While we're still waiting for Ruby 3.0 (with the promised performance improvements) a lot of Ruby developers try to use available alternatives for the known ecosystem. I gave a try to Crystal language some time ago and I must admit - that's great. Here are a few reasons why you should do the same. Which advantages of Crystal language might be loved by Rubyists?
Crystal is an object-oriented programming language with heavily inspired by Ruby’s syntax. They are not 100% compatible but similar enough to make the process of learning a new language as easy as possible. All the most important differences you might find in one of the special tutorials prepared for Ruby devs or in the official book.
The biggest difference and the chance for Crystal is the way how it works. In a contrast to Ruby, Crystal is a compiled language. That means that before running your app, the code will be translated to efficient native code (using LLVM).
Handling a real-time messages systems based on WebSockets even for more popular application shouldn't be a problem. The huge performance difference is noticeable even for the smaller web apps - simple comparisons to show the scale are available on the homepages of almost every more known Crystal framework (like here).
Crystal uses dependency manager called Shard. How to use it?
The command above creates special shard.yml file including definitions of all the dependencies used to build your new project. The default output is following:
name: test version: 0.1.0 # authors: # - name <firstname.lastname@example.org> # description: | # Short description of test # dependencies: # pg: # github: will/crystal-pg # version: "~> 0.5" # development_dependencies: # webmock: # github: manastech/webmock.cr # license: MIT
Two the most important groups you might notice are dependencies and development_dependencies you have to extend if there's any new shard you want to use. To copy necessary files there's self-descriptive command available:
The similarity to the Ruby language is not the only thing you may notice during a migration. There are a few still used by the community concepts.
Let's start with the frameworks.
One of the most popular frameworks created to combine high productivity of the products development and awesome performance for the written Apps. Amber uses MVC pattern and "Conventions Over Configuration" approach. It may make you feel right at home.

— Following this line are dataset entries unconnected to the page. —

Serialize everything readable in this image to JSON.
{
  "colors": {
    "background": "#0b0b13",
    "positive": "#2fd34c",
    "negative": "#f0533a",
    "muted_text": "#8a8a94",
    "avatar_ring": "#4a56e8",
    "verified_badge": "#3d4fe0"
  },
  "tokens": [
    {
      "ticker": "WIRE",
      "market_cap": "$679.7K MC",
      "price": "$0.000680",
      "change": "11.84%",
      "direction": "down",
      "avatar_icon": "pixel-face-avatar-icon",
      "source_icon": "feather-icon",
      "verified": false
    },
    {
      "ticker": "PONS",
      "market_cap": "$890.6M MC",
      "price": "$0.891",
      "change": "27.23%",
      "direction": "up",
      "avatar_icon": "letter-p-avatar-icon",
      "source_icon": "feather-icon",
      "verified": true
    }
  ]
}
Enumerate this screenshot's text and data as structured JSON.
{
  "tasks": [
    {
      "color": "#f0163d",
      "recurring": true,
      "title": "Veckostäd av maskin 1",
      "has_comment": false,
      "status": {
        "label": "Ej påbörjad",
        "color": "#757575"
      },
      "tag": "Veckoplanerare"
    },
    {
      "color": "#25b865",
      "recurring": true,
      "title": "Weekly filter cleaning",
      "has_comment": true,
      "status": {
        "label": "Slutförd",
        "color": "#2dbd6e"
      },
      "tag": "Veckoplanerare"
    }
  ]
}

What a good way to start the adventure!
Lightning Fast, Super Simple web framework - that's Kemal.
# Matches GET "http://host:port/"
get "/" do
Looks familiar? Indeed, entire API is inspired by well-known "Sinatra" framework. Why might Kemal be a better choice than Sinatra? Is the performance or built-in WebSocket support important for you? I don't have to explain more :-)
There are a couple of the ORM shards already implemented but if you don't want to throw yourself in at the deep end, that's the way to go. Development of active_record.cr is still in progress - support for some features (joins, transactions) is not available yet but for a very simple app would be efficient.
Shard created to allow to define unit tests using assertions you might know from the Ruby original minitest. Worth to try!
Hungry for more? All worth to see projects you may find on the special "Awesome Crystal" list or even using official CrystalShards page. Writing a game, using machine learning algorithms or even writing your own Operating System? Everything is possible now!
It's hard to compare all the aspects of both languages keeping in mind a big gap between the date of the first releases (Ruby has been created almost 20 years before Crystal language). The idea is great - using loved by millions Ruby syntax with the advantages of the statically typed programming languages. Of course, it has to take some time to make this solution more popular and production-ready but fingers crossed! I'm a huge fan!
If you want to know more, here are the links to the pages especially helpful for beginners devs:
What is your opinion? Do you see more advantages or possible problems with using Crystal? What are the next topics about Crystal language you would like to see next time?